ACTIVITY >>
From the data, copy out every line in which the word "name" appears.

·····

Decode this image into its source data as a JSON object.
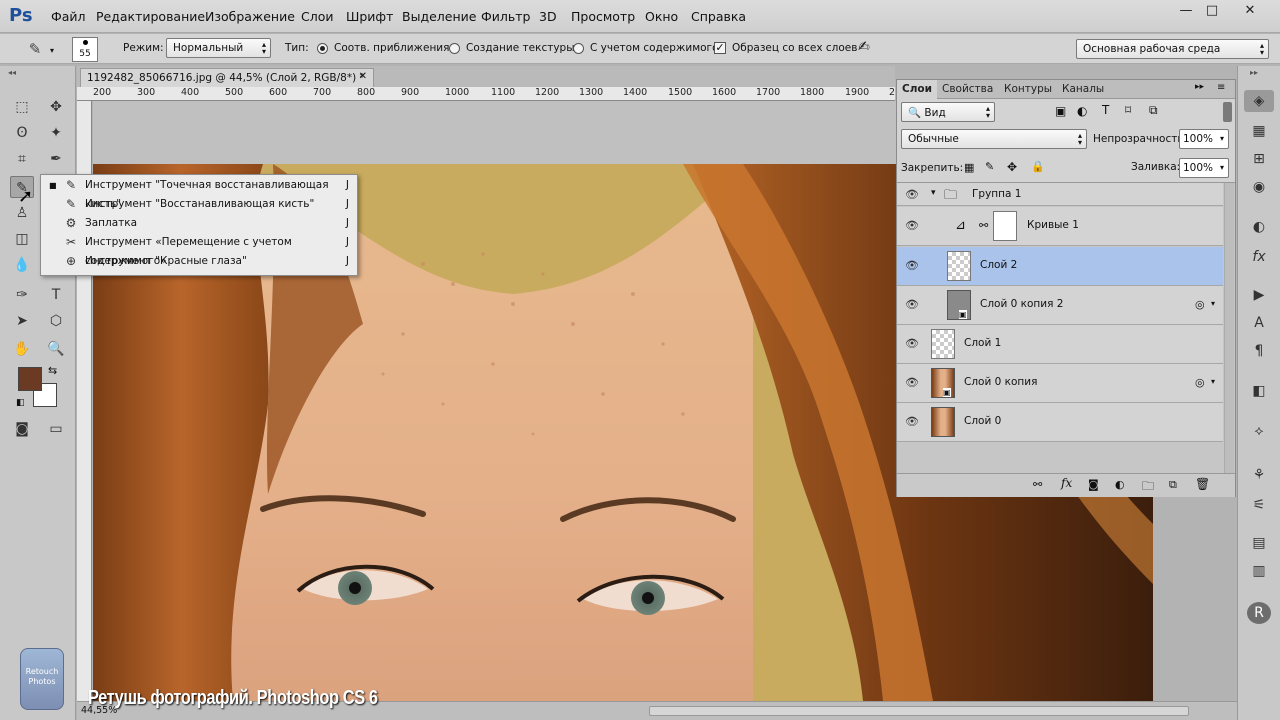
{
  "app": {
    "logo": "Ps"
  },
  "menu": [
    "Файл",
    "Редактирование",
    "Изображение",
    "Слои",
    "Шрифт",
    "Выделение",
    "Фильтр",
    "3D",
    "Просмотр",
    "Окно",
    "Справка"
  ],
  "window_controls": [
    "—",
    "□",
    "✕"
  ],
  "options": {
    "brush_size": "55",
    "mode_label": "Режим:",
    "mode_value": "Нормальный",
    "type_label": "Тип:",
    "type_options": [
      "Соотв. приближения",
      "Создание текстуры",
      "С учетом содержимого"
    ],
    "sample_all": "Образец со всех слоев",
    "workspace": "Основная рабочая среда"
  },
  "document": {
    "tab_title": "1192482_85066716.jpg @ 44,5% (Слой 2, RGB/8*) *",
    "ruler_h": [
      "200",
      "300",
      "400",
      "500",
      "600",
      "700",
      "800",
      "900",
      "1000",
      "1100",
      "1200",
      "1300",
      "1400",
      "1500",
      "1600",
      "1700",
      "1800",
      "1900",
      "2"
    ],
    "status_left": "44,55%"
  },
  "flyout": {
    "items": [
      {
        "label": "Инструмент \"Точечная восстанавливающая кисть\"",
        "key": "J",
        "icon": "spot-healing-brush-icon",
        "active": true
      },
      {
        "label": "Инструмент \"Восстанавливающая кисть\"",
        "key": "J",
        "icon": "healing-brush-icon",
        "active": false
      },
      {
        "label": "Заплатка",
        "key": "J",
        "icon": "patch-icon",
        "active": false
      },
      {
        "label": "Инструмент «Перемещение с учетом содержимого»",
        "key": "J",
        "icon": "content-aware-move-icon",
        "active": false
      },
      {
        "label": "Инструмент \"Красные глаза\"",
        "key": "J",
        "icon": "red-eye-icon",
        "active": false
      }
    ]
  },
  "layers_panel": {
    "tabs": [
      "Слои",
      "Свойства",
      "Контуры",
      "Каналы"
    ],
    "filter_label": "Вид",
    "blend_mode": "Обычные",
    "opacity_label": "Непрозрачность:",
    "opacity_value": "100%",
    "lock_label": "Закрепить:",
    "fill_label": "Заливка:",
    "fill_value": "100%",
    "layers": [
      {
        "name": "Группа 1",
        "type": "group"
      },
      {
        "name": "Кривые 1",
        "type": "adjustment"
      },
      {
        "name": "Слой 2",
        "type": "layer",
        "selected": true
      },
      {
        "name": "Слой 0 копия 2",
        "type": "smart"
      },
      {
        "name": "Слой 1",
        "type": "layer"
      },
      {
        "name": "Слой 0 копия",
        "type": "smart-photo"
      },
      {
        "name": "Слой 0",
        "type": "photo"
      }
    ]
  },
  "caption": "Ретушь фотографий. Photoshop CS 6",
  "badge_text": "Retouch Photos",
  "colors": {
    "foreground": "#6b3a22",
    "background": "#ffffff",
    "selection": "#aac3ea"
  }
}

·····

PROBLEM SOLUTION >>
        "name": "Группа 1",
        "name": "Кривые 1",
        "name": "Слой 2",
        "name": "Слой 0 копия 2",
        "name": "Слой 1",
        "name": "Слой 0 копия",
        "name": "Слой 0",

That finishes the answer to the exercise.